**Data to process:**
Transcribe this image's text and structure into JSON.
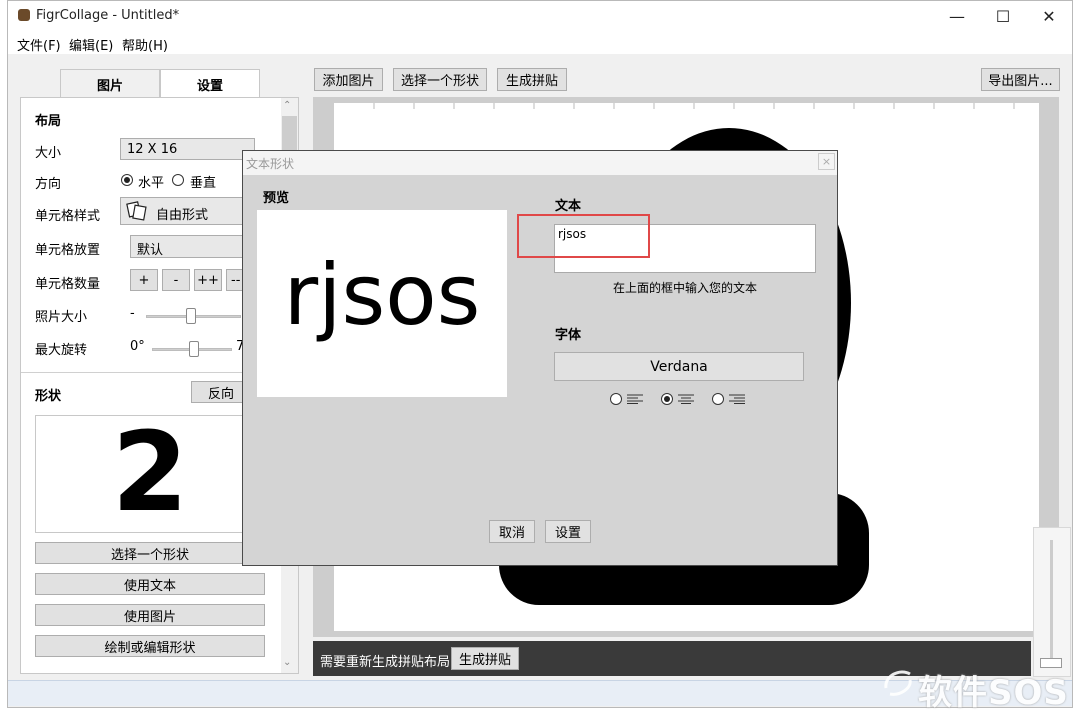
{
  "app": {
    "title": "FigrCollage - Untitled*",
    "minimize": "—",
    "maximize": "☐",
    "close": "✕"
  },
  "menu": {
    "file": "文件(F)",
    "edit": "编辑(E)",
    "help": "帮助(H)"
  },
  "toolbar": {
    "add_pictures": "添加图片",
    "select_shape": "选择一个形状",
    "generate": "生成拼贴",
    "export": "导出图片..."
  },
  "tabs": {
    "pictures": "图片",
    "settings": "设置"
  },
  "layout": {
    "heading": "布局",
    "size_label": "大小",
    "size_value": "12 X 16",
    "direction_label": "方向",
    "horizontal": "水平",
    "vertical": "垂直",
    "cell_style_label": "单元格样式",
    "cell_style_value": "自由形式",
    "cell_placement_label": "单元格放置",
    "cell_placement_value": "默认",
    "cell_count_label": "单元格数量",
    "btn_plus": "+",
    "btn_minus": "-",
    "btn_plusplus": "++",
    "btn_minusminus": "--",
    "photo_size_label": "照片大小",
    "photo_size_min": "-",
    "max_rotation_label": "最大旋转",
    "rotation_min": "0°",
    "rotation_max_partial": "7"
  },
  "shape": {
    "heading": "形状",
    "invert": "反向",
    "preview_char": "2",
    "select_shape": "选择一个形状",
    "use_text": "使用文本",
    "use_picture": "使用图片",
    "draw_edit": "绘制或编辑形状"
  },
  "status": {
    "message": "需要重新生成拼贴布局",
    "generate": "生成拼贴"
  },
  "dialog": {
    "title": "文本形状",
    "close": "×",
    "preview_label": "预览",
    "preview_text": "rjsos",
    "text_label": "文本",
    "text_value": "rjsos",
    "hint": "在上面的框中输入您的文本",
    "font_label": "字体",
    "font_value": "Verdana",
    "align_selected": "center",
    "cancel": "取消",
    "ok": "设置"
  },
  "watermark": "软件SOS"
}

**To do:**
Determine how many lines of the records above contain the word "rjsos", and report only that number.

**Result below:**
2